§ TASK ITEM
Find how many lines in the material contain "title"; your answer should be that number alone.

:: RECORDS

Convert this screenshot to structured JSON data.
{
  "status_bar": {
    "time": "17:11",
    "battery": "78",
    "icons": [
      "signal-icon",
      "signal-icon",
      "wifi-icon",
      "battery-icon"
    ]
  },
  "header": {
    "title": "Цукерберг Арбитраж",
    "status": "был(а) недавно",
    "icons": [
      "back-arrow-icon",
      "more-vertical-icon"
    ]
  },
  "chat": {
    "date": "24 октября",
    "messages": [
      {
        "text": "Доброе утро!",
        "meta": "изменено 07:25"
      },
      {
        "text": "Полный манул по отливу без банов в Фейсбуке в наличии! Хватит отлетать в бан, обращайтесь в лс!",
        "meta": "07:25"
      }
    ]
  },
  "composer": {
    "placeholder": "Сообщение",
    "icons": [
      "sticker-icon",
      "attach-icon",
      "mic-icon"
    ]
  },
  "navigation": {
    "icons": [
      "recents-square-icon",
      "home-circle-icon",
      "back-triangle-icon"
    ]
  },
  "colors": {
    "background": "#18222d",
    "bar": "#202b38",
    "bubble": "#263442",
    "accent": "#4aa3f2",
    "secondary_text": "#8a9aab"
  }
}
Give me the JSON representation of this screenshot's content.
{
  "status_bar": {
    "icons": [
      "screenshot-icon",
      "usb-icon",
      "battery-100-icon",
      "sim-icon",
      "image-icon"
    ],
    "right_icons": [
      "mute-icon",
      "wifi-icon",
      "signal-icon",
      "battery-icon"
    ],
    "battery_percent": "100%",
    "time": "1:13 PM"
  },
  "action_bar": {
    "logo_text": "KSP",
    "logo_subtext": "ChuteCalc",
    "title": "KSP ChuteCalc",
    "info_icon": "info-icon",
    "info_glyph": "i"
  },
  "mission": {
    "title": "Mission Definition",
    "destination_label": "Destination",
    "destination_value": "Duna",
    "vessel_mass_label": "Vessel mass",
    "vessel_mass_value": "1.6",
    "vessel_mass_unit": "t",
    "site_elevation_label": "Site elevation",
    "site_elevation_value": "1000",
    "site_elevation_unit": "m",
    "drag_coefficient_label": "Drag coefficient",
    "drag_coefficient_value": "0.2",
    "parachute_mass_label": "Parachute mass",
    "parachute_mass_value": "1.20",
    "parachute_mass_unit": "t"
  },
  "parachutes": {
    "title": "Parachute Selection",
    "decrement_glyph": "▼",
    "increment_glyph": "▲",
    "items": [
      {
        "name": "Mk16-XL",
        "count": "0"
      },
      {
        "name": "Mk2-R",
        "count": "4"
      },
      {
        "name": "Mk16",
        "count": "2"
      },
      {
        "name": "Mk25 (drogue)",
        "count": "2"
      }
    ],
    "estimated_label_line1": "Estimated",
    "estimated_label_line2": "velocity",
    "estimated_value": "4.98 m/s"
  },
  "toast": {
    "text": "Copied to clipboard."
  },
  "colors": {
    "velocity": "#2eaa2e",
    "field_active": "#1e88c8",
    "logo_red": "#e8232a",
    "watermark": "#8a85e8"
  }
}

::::

§ RESPONSE AREA
4